Copy whichever lines of the data hold the word "JSON".

····················

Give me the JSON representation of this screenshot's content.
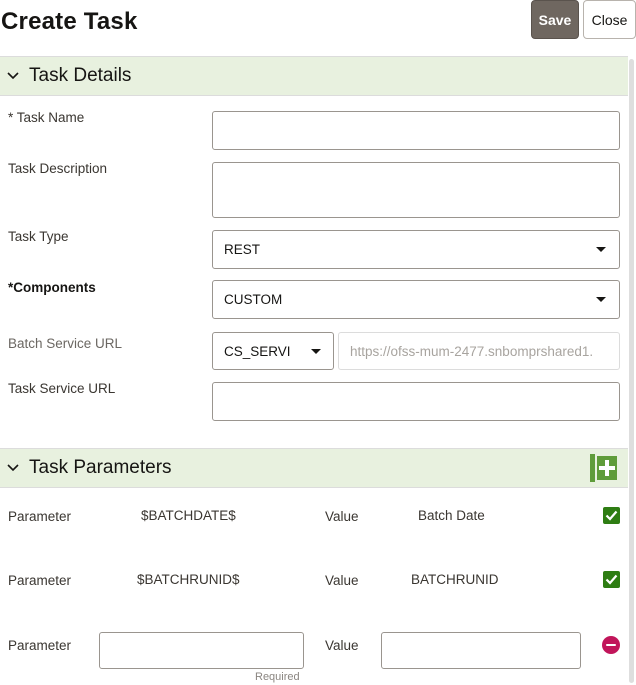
{
  "header": {
    "title": "Create Task",
    "save_label": "Save",
    "close_label": "Close"
  },
  "task_details": {
    "section_title": "Task Details",
    "task_name": {
      "label": "* Task Name",
      "value": ""
    },
    "task_description": {
      "label": "Task Description",
      "value": ""
    },
    "task_type": {
      "label": "Task Type",
      "selected": "REST"
    },
    "components": {
      "label": "*Components",
      "selected": "CUSTOM"
    },
    "batch_service_url": {
      "label": "Batch Service URL",
      "service_selected": "CS_SERVI",
      "url_value": "https://ofss-mum-2477.snbomprshared1."
    },
    "task_service_url": {
      "label": "Task Service URL",
      "value": ""
    }
  },
  "task_parameters": {
    "section_title": "Task Parameters",
    "rows": [
      {
        "param_label": "Parameter",
        "param_name": "$BATCHDATE$",
        "value_label": "Value",
        "value": "Batch Date",
        "checked": true
      },
      {
        "param_label": "Parameter",
        "param_name": "$BATCHRUNID$",
        "value_label": "Value",
        "value": "BATCHRUNID",
        "checked": true
      }
    ],
    "new_row": {
      "param_label": "Parameter",
      "param_value": "",
      "value_label": "Value",
      "value_value": "",
      "required_hint": "Required"
    }
  },
  "colors": {
    "section_bg": "#e8f1df",
    "save_bg": "#6f6760",
    "check_green": "#2e7d13",
    "add_green": "#5f9c3a",
    "remove_red": "#c1155a"
  },
  "icons": {
    "collapse": "chevron-down-icon",
    "add": "add-parameter-icon",
    "check": "checkbox-checked-icon",
    "remove": "remove-circle-icon"
  }
}
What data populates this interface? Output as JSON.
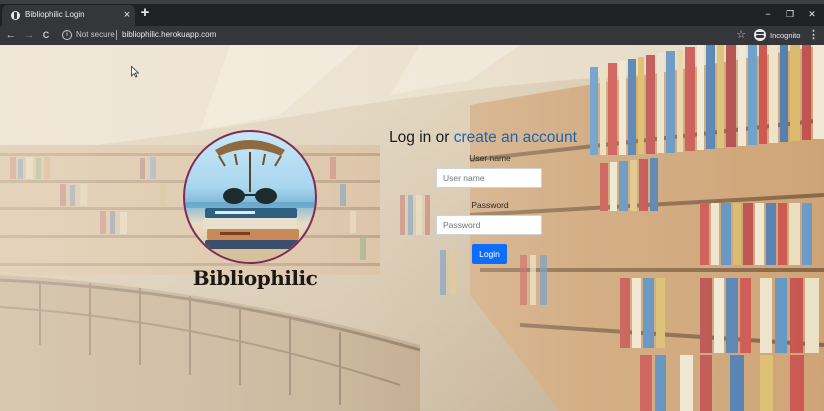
{
  "browser": {
    "tab_title": "Bibliophilic Login",
    "tab_close": "×",
    "new_tab": "+",
    "window_minimize": "−",
    "window_restore": "❐",
    "window_close": "✕",
    "nav_back": "←",
    "nav_forward": "→",
    "nav_reload": "C",
    "info_symbol": "i",
    "security_label": "Not secure",
    "url": "bibliophilic.herokuapp.com",
    "bookmark_star": "☆",
    "incognito_label": "Incognito",
    "menu_symbol": "⋮"
  },
  "icons": {
    "tab_favicon": "globe-icon",
    "back": "arrow-left-icon",
    "forward": "arrow-right-icon",
    "reload": "reload-icon",
    "info": "info-icon",
    "star": "star-icon",
    "incognito": "incognito-icon",
    "menu": "kebab-menu-icon"
  },
  "page": {
    "brand_name": "Bibliophilic",
    "login_title_prefix": "Log in or ",
    "login_title_link": "create an account",
    "username_label": "User name",
    "username_placeholder": "User name",
    "username_value": "",
    "password_label": "Password",
    "password_placeholder": "Password",
    "password_value": "",
    "login_button": "Login"
  },
  "colors": {
    "link": "#1766b3",
    "button": "#0d6efd",
    "logo_border": "#7d2c58",
    "chrome_dark": "#202124",
    "chrome_toolbar": "#35363a"
  }
}
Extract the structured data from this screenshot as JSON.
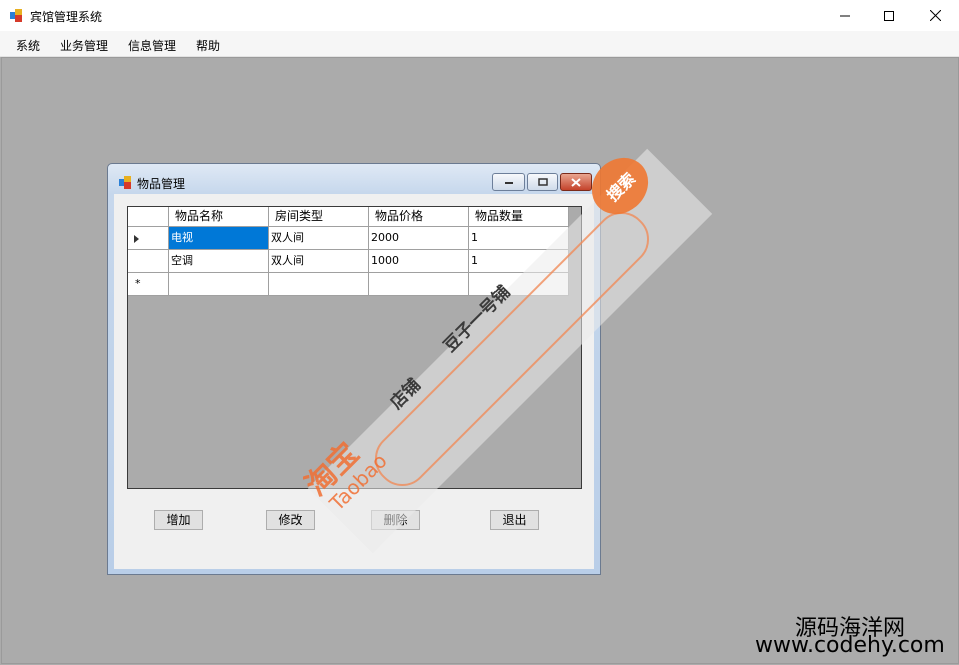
{
  "window": {
    "title": "宾馆管理系统"
  },
  "menu": [
    "系统",
    "业务管理",
    "信息管理",
    "帮助"
  ],
  "child_window": {
    "title": "物品管理"
  },
  "grid": {
    "columns": [
      "物品名称",
      "房间类型",
      "物品价格",
      "物品数量"
    ],
    "rows": [
      [
        "电视",
        "双人间",
        "2000",
        "1"
      ],
      [
        "空调",
        "双人间",
        "1000",
        "1"
      ]
    ],
    "new_row_marker": "*"
  },
  "buttons": {
    "add": "增加",
    "edit": "修改",
    "delete": "删除",
    "exit": "退出"
  },
  "watermark": {
    "brand": "淘宝",
    "brand_en": "Taobao",
    "shop_label": "店铺",
    "shop_name": "豆子一号铺",
    "search": "搜索"
  },
  "site": {
    "name": "源码海洋网",
    "url": "www.codehy.com"
  },
  "colors": {
    "selection": "#0078d7",
    "mdi_bg": "#ababab",
    "watermark_orange": "#f07032"
  }
}
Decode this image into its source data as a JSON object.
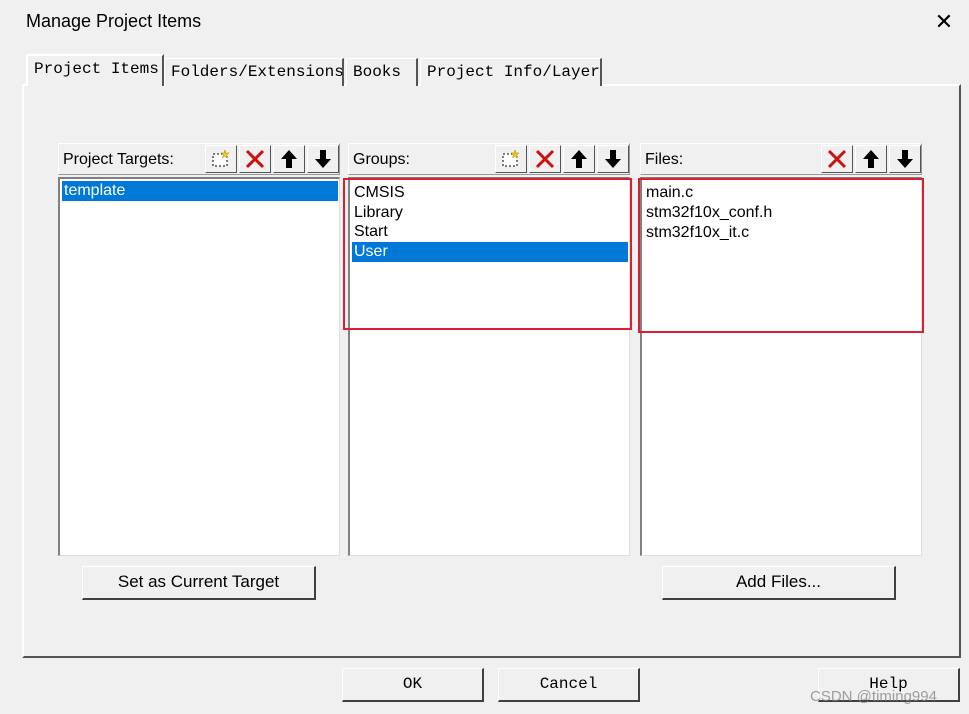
{
  "window": {
    "title": "Manage Project Items",
    "close_glyph": "✕"
  },
  "tabs": [
    {
      "label": "Project Items",
      "active": true
    },
    {
      "label": "Folders/Extensions",
      "active": false
    },
    {
      "label": "Books",
      "active": false
    },
    {
      "label": "Project Info/Layer",
      "active": false
    }
  ],
  "targets": {
    "label": "Project Targets:",
    "items": [
      "template"
    ],
    "selected": "template",
    "tools": [
      "new-icon",
      "delete-icon",
      "move-up-icon",
      "move-down-icon"
    ]
  },
  "groups": {
    "label": "Groups:",
    "items": [
      "CMSIS",
      "Library",
      "Start",
      "User"
    ],
    "selected": "User",
    "tools": [
      "new-icon",
      "delete-icon",
      "move-up-icon",
      "move-down-icon"
    ]
  },
  "files": {
    "label": "Files:",
    "items": [
      "main.c",
      "stm32f10x_conf.h",
      "stm32f10x_it.c"
    ],
    "tools": [
      "delete-icon",
      "move-up-icon",
      "move-down-icon"
    ]
  },
  "buttons": {
    "set_current_target": "Set as Current Target",
    "add_files": "Add Files...",
    "ok": "OK",
    "cancel": "Cancel",
    "help": "Help"
  },
  "watermark": "CSDN @timing994",
  "colors": {
    "selection": "#0078d7",
    "highlight_box": "#d9202f",
    "delete_icon": "#cc1010"
  }
}
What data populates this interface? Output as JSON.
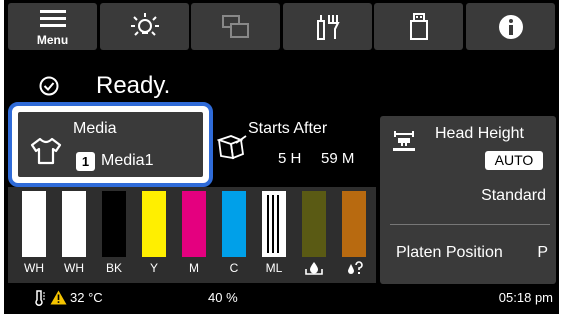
{
  "toolbar": {
    "menu_label": "Menu"
  },
  "status": {
    "text": "Ready."
  },
  "media": {
    "title": "Media",
    "number": "1",
    "name": "Media1"
  },
  "starts_after": {
    "title": "Starts After",
    "hours": "5 H",
    "minutes": "59 M"
  },
  "head_height": {
    "title": "Head Height",
    "mode": "AUTO",
    "setting": "Standard",
    "platen_label": "Platen Position",
    "platen_value": "P"
  },
  "inks": [
    {
      "label": "WH",
      "color": "#ffffff"
    },
    {
      "label": "WH",
      "color": "#ffffff"
    },
    {
      "label": "BK",
      "color": "#000000"
    },
    {
      "label": "Y",
      "color": "#ffef00"
    },
    {
      "label": "M",
      "color": "#e4007f"
    },
    {
      "label": "C",
      "color": "#00a0e9"
    },
    {
      "label": "ML",
      "color": "#ffffff"
    },
    {
      "label": "",
      "color": "#5a5a14"
    },
    {
      "label": "",
      "color": "#b86a10"
    }
  ],
  "bottom": {
    "temperature": "32 °C",
    "humidity": "40 %",
    "time": "05:18 pm"
  },
  "colors": {
    "accent": "#2f6bd8",
    "panel": "#3a3a3a",
    "warning": "#f5c400"
  }
}
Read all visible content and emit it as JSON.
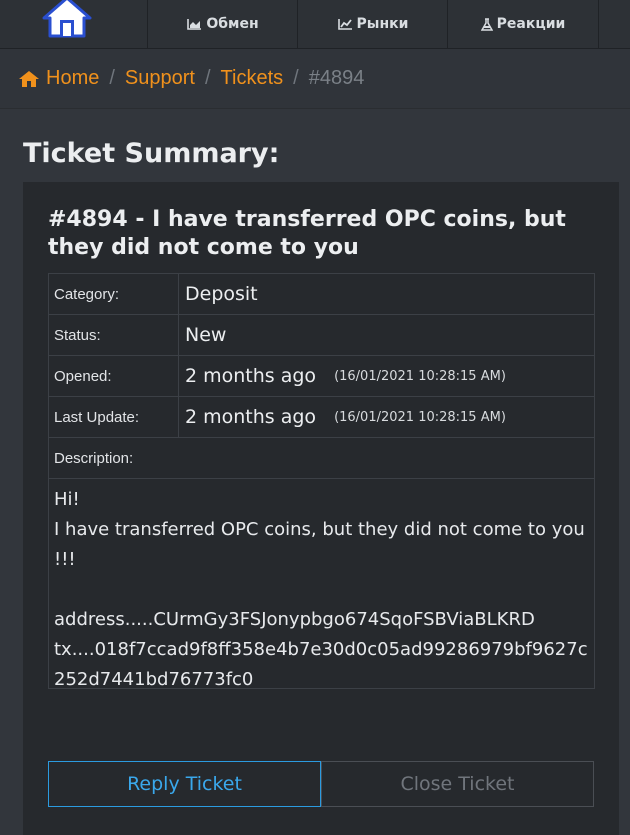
{
  "nav": {
    "items": [
      {
        "label": "Обмен",
        "icon": "area-chart-icon"
      },
      {
        "label": "Рынки",
        "icon": "line-chart-icon"
      },
      {
        "label": "Реакции",
        "icon": "flask-icon"
      }
    ]
  },
  "breadcrumb": {
    "home": "Home",
    "support": "Support",
    "tickets": "Tickets",
    "current": "#4894"
  },
  "page_title": "Ticket Summary:",
  "ticket": {
    "title": "#4894 - I have transferred OPC coins, but they did not come to you",
    "category_label": "Category:",
    "category": "Deposit",
    "status_label": "Status:",
    "status": "New",
    "opened_label": "Opened:",
    "opened": "2 months ago",
    "opened_stamp": "(16/01/2021 10:28:15 AM)",
    "updated_label": "Last Update:",
    "updated": "2 months ago",
    "updated_stamp": "(16/01/2021 10:28:15 AM)",
    "description_label": "Description:",
    "description_lines": [
      "Hi!",
      "I have transferred OPC coins, but they did not come to you !!!",
      "",
      "address.....CUrmGy3FSJonypbgo674SqoFSBViaBLKRD",
      "tx....018f7ccad9f8ff358e4b7e30d0c05ad99286979bf9627c252d7441bd76773fc0"
    ]
  },
  "actions": {
    "reply": "Reply Ticket",
    "close": "Close Ticket"
  },
  "colors": {
    "accent": "#f0911c",
    "primary": "#2b9be0",
    "background": "#32363c"
  }
}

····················

**Task output**
Give me the JSON representation of this screenshot's content.
What data populates this interface? Output as JSON.
Extract the structured data from this screenshot as JSON.
Decode this image into its source data as a JSON object.
What data populates this interface? Output as JSON.
Read all visible content and emit it as JSON.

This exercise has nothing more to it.